<?php
function getUser() {
global $_OPT;
if(empty($_OPT['url'])) {
$user = '<strong>' . $_OPT['name'] . "</strong>n";
} else {
$user = '<a href="' . $_OPT['url'] . '">' . $_OPT['name'] . "</a>n";
}
return $user;
}
?>

By including global $_OPT;, the function makes the variables global, which enables the function to use it without directly pulling them from a file. This method helps, especially if the functions file is included in the config file. To learn more about global, you can read more about it at PHP.net ».

Another method is including a file, which we will do through the more preferable version of this method, require() – it works in the same way include() does, except with better error processing (in which you can learn more about that at PHP.net »).


<?php
function getUser() {
require("config.php");
if(empty($_OPT['url'])) {
$user = '<strong>' . $_OPT['name'] . "</strong>n";
} else {
$user = '<a href="' . $_OPT['url'] . '">' . $_OPT['name'] . "</a>n";
}
return $user;
}
?>

As config.php is the file containing the $_OPT variables, we’re able to pull them directly from the file. Despite the fact that it’s not needed or necessary to include global and require() together, it can be done.

Keep Errors Clean

Most developers and coders are told (and sometimes tell themselves) to keep any PHP (or more specifically, MySQL) errors clean, and away from any revealing information, such as paths. Most beginners will often use something along the line of:

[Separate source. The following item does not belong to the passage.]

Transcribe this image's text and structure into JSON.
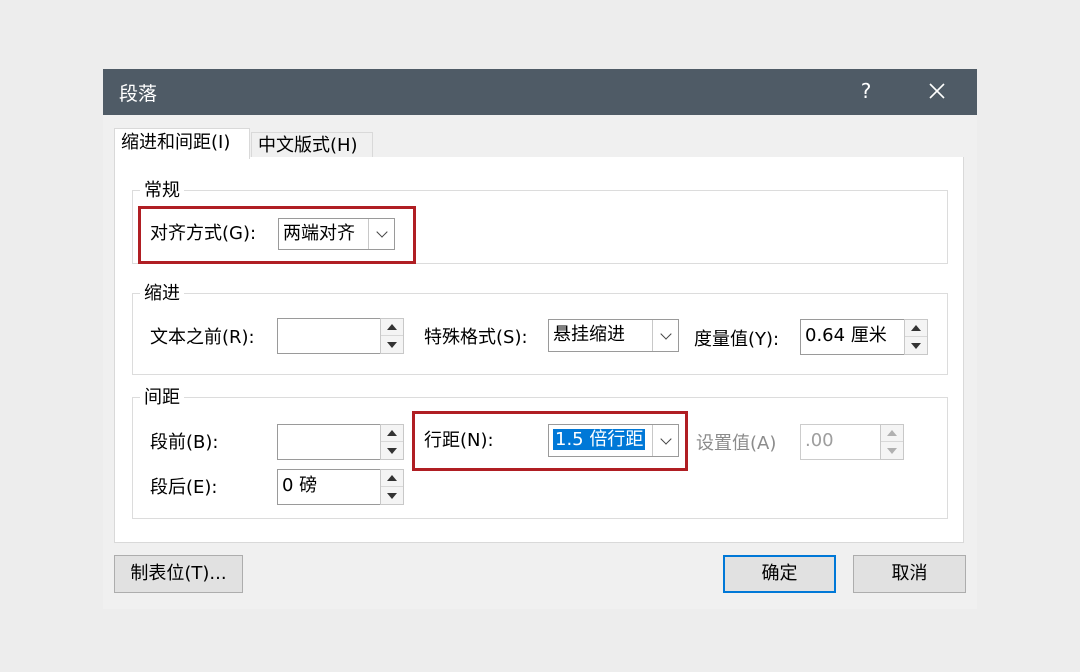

<?php
mysql_connect($databasehost, $databaseuser, $databasepass)
or die(mysql_error());
?>

If in development stage, the errors can be very informative, however, if the script is public and at some point goes down, anybody can see the errors, and possibly paths, which can sometimes be dangerous.

I’ve done (and found it was successful) two ways of displaying errors “cleanly” and without giving too much information to the browser. The first is simply a paragraph (<p>) stating an error has occured:

<?php
$connect = mysql_connect($databasehost, $databaseuser, $databasepass)
or die("<p>Error: The MySQL connection to the database failed.</p>n");
?>

Another way is through a function (what I would call, and for this example’s sake, displayError()), that can also help the script creator choose to make the errors public or not.

<?php
$connect = mysql_connect($databasehost, $databaseuser, $databasepass)
or die(displayError('Database Error', 'Unable to connect to the database.', false));
?>

There are three parameters for this function: the title, the text and last, the true/false statement of the choice to display the MySQL errors.

<?php
function displayError($title, $body, $admin = true) {
global $connect;

echo "<h2>$title</h2>n";

$bodies = explode('|', $body);
foreach($bodies as $b) {
echo "<p class="tb">" . $b . "</p>n");
}

if($admin) {
echo "<h3>Debug Mode</h3>\n<p>There seems to be a few (hopefully minor) issues with the" .
"script:</p>\n<p><span class=\"mysql\">MySQL Errors:</span>" . mysql_error($connect);
}
}
?>

The function echoes the title and error text, and then provides the MySQL error if $admin (the third parameter) is set to true. I’ve also set $connect globally (global $connect;), as it’ll globally set $connect, allowing the MySQL errors to echo from the most recent MySQL query from any page in the script. You can read more about error handling and certain functions associated with it at PHP.net ».

In Conclusion

Like » Understanding PHP, this is a work-in-progress, and will be updated if/when I think of more tips, as a lot has been covered from different webmasters.